▸ **The records**
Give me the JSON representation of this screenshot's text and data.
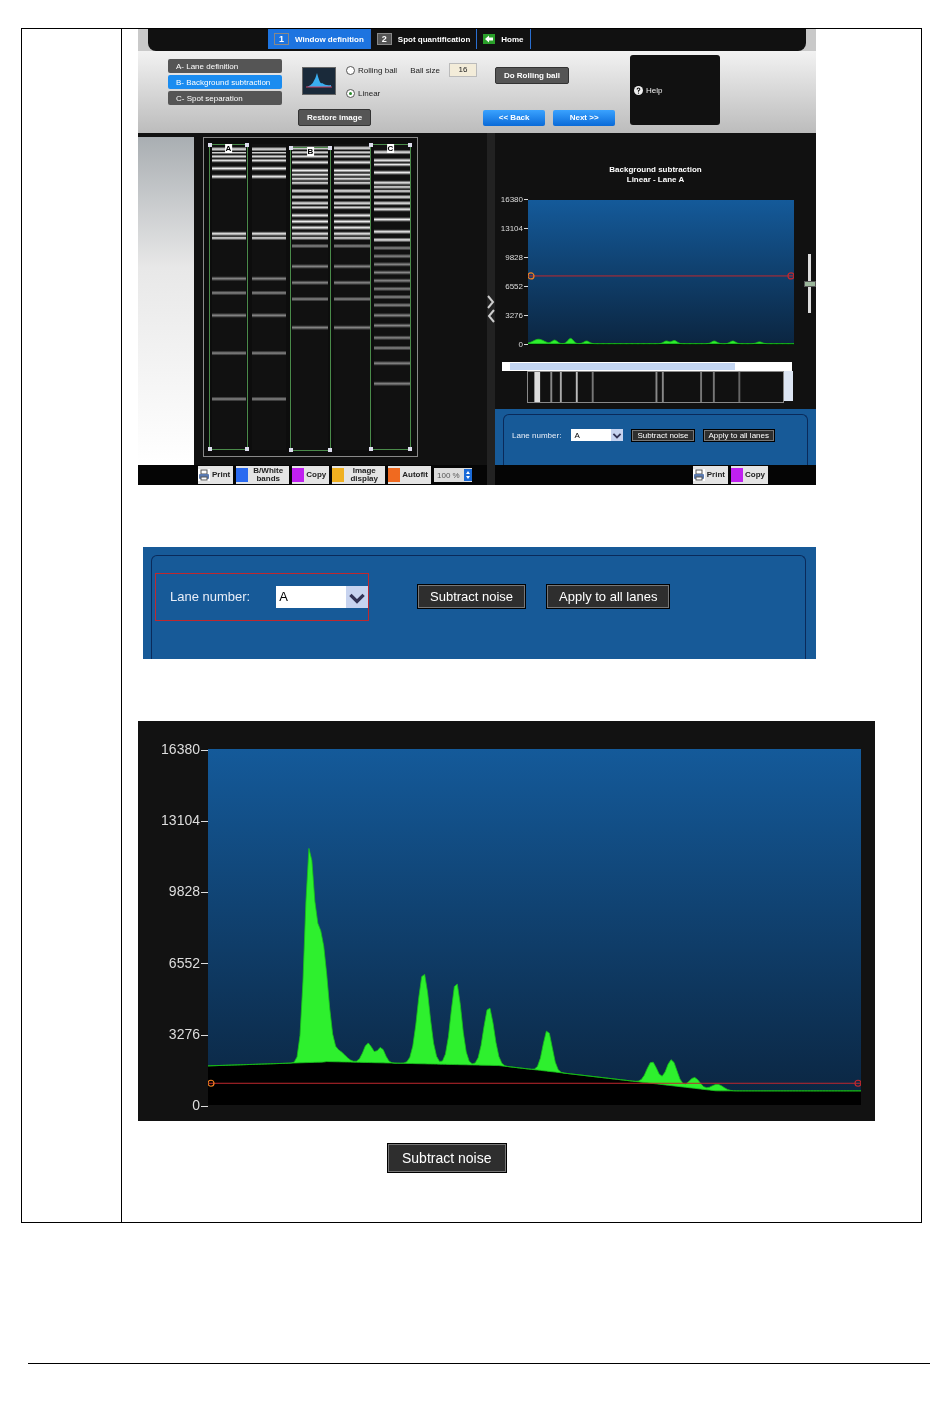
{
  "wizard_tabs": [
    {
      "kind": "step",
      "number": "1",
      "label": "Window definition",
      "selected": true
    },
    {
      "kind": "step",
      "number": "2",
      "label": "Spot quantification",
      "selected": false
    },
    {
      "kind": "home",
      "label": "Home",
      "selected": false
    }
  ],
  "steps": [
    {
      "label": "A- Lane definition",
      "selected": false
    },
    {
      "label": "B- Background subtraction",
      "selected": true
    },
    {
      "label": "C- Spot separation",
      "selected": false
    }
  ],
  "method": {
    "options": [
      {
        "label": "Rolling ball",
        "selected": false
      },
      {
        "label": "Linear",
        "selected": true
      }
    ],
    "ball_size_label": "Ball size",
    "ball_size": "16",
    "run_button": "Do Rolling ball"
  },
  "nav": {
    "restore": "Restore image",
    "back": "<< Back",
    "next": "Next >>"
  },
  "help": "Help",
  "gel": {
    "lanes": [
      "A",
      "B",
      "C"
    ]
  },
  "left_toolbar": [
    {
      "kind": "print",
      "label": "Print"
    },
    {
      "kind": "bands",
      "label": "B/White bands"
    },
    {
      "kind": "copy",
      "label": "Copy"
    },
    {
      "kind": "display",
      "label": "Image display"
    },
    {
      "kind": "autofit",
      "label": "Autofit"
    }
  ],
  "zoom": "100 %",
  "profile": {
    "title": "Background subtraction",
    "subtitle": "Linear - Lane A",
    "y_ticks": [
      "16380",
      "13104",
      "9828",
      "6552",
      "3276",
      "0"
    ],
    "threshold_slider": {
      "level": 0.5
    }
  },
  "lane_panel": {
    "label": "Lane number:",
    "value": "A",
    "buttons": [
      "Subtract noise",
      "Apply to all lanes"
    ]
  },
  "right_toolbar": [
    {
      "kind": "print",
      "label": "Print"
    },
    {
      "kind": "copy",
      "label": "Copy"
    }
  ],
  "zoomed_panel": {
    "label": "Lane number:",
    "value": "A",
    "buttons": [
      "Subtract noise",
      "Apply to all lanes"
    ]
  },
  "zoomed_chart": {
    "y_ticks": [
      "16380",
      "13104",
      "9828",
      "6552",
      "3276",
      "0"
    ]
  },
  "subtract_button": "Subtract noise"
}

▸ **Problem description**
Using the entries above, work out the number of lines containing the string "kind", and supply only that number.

▸ **Response to this task**
10